Search the material and gather each line with "icon" in it.

EXTRACTED DATA below:

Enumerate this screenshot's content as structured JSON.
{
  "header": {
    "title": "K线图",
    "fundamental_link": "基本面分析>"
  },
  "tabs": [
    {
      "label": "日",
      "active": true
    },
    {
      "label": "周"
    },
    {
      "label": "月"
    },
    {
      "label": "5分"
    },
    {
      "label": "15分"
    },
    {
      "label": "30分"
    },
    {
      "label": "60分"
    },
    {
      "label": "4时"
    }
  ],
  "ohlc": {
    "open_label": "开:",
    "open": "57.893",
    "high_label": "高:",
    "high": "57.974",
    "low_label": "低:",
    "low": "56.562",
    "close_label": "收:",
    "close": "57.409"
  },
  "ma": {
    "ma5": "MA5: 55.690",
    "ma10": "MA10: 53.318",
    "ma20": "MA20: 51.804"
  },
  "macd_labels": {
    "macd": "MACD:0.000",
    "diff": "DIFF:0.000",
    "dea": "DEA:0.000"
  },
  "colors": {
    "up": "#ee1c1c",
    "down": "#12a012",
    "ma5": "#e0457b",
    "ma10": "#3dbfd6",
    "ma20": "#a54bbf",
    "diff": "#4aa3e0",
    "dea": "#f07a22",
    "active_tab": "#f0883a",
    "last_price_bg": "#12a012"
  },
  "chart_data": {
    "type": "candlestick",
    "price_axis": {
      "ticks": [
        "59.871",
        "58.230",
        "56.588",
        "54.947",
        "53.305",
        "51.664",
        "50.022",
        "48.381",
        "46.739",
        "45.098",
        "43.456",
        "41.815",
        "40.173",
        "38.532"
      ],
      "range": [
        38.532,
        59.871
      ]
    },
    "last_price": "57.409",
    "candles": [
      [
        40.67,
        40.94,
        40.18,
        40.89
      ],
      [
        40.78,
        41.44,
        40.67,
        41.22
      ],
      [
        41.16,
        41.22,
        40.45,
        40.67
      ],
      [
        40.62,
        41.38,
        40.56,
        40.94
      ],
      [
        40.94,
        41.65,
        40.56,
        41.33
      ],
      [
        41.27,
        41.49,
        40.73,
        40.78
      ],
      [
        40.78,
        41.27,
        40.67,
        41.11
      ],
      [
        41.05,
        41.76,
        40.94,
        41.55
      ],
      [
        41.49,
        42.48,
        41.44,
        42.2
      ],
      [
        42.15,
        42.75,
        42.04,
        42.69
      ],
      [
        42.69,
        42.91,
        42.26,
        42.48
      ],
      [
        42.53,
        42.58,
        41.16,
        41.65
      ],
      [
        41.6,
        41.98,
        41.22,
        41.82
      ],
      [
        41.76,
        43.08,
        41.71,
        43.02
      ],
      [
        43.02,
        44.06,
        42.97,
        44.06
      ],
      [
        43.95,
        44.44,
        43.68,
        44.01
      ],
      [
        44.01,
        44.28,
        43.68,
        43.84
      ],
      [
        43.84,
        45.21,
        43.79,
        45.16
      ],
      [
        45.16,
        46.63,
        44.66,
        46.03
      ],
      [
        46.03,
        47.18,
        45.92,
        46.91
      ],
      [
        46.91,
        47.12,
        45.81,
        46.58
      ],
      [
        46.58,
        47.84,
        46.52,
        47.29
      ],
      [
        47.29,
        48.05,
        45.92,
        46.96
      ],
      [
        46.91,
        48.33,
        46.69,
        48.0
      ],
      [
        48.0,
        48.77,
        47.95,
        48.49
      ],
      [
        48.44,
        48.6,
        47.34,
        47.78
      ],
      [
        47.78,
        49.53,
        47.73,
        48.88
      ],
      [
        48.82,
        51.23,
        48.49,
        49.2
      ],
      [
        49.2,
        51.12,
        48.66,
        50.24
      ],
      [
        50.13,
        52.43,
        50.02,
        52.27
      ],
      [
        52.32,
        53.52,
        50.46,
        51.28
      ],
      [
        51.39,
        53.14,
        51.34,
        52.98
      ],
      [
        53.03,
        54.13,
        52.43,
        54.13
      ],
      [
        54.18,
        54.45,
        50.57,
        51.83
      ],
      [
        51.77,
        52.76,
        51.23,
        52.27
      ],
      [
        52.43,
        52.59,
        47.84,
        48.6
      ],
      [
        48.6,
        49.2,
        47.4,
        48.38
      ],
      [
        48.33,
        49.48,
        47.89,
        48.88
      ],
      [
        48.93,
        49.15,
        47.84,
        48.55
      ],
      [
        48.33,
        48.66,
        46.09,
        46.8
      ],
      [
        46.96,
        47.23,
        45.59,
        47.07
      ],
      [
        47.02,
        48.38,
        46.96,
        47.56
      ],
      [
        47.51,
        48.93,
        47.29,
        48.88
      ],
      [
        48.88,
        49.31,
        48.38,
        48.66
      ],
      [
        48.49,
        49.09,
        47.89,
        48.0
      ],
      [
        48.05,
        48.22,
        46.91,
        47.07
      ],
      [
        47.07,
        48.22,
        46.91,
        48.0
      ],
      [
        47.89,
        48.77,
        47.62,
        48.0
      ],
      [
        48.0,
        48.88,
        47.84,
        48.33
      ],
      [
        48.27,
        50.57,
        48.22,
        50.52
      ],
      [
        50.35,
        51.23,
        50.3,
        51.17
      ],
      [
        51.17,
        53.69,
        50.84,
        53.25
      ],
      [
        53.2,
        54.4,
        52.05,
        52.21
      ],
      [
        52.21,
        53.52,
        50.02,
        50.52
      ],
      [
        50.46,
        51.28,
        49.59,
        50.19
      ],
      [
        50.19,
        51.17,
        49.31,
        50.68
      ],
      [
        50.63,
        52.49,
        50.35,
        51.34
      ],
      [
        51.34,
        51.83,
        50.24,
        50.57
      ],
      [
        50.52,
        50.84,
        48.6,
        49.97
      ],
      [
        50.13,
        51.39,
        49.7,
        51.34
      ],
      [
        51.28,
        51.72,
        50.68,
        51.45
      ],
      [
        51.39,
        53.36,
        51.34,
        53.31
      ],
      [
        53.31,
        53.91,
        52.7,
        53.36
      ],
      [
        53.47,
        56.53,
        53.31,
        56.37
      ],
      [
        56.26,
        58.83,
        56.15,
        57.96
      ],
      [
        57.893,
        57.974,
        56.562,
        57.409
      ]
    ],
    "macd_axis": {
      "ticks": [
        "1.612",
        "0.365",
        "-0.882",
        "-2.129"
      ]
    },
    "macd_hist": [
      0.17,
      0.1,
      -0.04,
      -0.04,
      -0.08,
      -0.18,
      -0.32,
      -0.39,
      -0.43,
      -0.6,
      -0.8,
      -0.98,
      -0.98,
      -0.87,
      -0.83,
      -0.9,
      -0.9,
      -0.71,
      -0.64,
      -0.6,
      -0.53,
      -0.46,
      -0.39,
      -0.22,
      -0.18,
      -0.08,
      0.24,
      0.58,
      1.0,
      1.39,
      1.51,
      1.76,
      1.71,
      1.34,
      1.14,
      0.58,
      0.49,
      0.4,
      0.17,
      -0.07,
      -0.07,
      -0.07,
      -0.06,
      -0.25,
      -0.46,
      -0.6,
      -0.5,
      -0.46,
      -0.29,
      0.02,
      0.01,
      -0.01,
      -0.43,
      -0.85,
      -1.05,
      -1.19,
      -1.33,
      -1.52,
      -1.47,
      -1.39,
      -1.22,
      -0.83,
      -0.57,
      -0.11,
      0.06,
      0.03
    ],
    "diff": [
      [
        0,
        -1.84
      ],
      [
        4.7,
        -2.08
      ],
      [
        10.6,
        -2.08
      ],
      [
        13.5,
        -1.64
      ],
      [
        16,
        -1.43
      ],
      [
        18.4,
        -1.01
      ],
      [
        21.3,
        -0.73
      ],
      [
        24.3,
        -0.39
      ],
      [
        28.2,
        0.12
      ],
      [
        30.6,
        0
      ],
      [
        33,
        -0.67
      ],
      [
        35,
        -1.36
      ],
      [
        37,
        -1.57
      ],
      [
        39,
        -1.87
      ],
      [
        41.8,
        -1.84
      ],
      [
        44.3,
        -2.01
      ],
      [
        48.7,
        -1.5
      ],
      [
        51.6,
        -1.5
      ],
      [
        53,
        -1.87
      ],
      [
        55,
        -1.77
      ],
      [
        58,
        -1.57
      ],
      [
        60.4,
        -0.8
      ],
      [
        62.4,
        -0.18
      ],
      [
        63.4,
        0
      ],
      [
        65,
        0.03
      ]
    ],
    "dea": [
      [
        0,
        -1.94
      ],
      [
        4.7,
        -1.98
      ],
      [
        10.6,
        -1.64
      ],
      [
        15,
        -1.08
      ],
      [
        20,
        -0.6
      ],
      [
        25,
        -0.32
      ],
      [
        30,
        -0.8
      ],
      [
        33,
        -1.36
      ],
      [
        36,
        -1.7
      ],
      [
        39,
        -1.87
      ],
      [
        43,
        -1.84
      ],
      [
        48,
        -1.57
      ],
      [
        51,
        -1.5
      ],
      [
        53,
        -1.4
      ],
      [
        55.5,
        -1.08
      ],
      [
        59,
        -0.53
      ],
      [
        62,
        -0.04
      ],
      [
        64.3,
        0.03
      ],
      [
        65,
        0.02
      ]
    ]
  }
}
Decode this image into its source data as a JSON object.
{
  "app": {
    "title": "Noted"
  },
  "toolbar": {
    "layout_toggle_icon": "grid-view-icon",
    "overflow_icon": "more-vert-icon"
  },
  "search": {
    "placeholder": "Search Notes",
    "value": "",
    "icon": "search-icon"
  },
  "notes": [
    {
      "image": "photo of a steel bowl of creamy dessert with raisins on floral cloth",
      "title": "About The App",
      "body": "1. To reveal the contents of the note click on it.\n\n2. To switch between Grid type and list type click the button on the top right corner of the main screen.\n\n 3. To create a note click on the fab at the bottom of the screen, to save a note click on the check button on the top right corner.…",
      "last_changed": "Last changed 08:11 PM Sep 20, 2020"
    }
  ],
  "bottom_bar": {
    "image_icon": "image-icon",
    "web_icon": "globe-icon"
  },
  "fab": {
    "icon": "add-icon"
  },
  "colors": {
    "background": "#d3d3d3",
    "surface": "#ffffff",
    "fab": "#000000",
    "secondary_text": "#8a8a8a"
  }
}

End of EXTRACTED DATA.

_ANSWER TO THE EXERCISE_
    "layout_toggle_icon": "grid-view-icon",
    "overflow_icon": "more-vert-icon"
    "icon": "search-icon"
    "image_icon": "image-icon",
    "web_icon": "globe-icon"
    "icon": "add-icon"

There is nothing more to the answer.